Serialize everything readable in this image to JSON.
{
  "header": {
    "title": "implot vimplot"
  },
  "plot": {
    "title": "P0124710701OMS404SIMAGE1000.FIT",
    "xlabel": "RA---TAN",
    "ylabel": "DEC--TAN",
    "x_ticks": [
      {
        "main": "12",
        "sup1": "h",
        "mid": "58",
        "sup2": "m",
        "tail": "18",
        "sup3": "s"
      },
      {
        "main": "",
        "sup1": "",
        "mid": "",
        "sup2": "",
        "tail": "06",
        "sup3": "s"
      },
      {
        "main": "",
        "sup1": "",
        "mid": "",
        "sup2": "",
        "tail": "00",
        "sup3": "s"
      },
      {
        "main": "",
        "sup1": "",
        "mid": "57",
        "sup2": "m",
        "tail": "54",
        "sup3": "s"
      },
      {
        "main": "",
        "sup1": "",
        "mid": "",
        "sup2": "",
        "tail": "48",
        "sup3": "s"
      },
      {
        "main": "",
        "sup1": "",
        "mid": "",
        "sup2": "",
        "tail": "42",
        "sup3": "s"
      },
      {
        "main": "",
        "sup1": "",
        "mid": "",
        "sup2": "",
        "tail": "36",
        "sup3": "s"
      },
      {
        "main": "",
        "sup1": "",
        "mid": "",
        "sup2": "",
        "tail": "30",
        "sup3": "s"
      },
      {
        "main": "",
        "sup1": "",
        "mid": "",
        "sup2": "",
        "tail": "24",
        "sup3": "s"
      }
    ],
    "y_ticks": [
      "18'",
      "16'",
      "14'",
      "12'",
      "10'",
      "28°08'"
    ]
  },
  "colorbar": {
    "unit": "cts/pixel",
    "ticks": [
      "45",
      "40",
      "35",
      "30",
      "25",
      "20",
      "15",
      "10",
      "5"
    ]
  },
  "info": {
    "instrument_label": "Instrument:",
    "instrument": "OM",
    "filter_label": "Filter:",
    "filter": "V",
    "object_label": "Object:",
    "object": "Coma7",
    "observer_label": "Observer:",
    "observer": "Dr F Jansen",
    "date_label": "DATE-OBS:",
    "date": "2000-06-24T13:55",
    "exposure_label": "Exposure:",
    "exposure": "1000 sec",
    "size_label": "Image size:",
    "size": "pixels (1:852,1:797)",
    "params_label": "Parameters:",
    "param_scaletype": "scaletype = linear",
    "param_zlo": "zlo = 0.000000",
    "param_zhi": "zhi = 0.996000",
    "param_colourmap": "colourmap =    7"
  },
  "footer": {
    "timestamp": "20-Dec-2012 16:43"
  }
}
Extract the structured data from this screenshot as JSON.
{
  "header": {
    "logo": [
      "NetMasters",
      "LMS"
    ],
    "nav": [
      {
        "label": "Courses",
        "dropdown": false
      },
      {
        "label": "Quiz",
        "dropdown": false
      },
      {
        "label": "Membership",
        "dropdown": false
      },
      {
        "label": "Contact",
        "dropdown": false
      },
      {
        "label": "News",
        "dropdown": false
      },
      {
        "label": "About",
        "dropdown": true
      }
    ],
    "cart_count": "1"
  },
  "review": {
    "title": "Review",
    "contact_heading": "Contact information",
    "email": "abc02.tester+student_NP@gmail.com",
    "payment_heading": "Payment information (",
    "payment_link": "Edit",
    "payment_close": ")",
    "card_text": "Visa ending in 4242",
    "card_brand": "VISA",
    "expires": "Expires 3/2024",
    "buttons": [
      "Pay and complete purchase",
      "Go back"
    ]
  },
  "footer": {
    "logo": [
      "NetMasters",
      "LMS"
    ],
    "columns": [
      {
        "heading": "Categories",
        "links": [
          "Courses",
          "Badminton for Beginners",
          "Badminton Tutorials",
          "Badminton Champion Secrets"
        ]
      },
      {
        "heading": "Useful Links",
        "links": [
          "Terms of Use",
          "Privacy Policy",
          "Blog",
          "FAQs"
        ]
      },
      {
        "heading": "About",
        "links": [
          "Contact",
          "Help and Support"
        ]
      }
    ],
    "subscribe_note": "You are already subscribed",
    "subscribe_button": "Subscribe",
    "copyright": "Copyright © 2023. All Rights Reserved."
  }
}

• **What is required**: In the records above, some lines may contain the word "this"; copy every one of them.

• **Answer for the task**:
Serialize everything readable in this image to JSON.
Extract the structured data from this screenshot as JSON.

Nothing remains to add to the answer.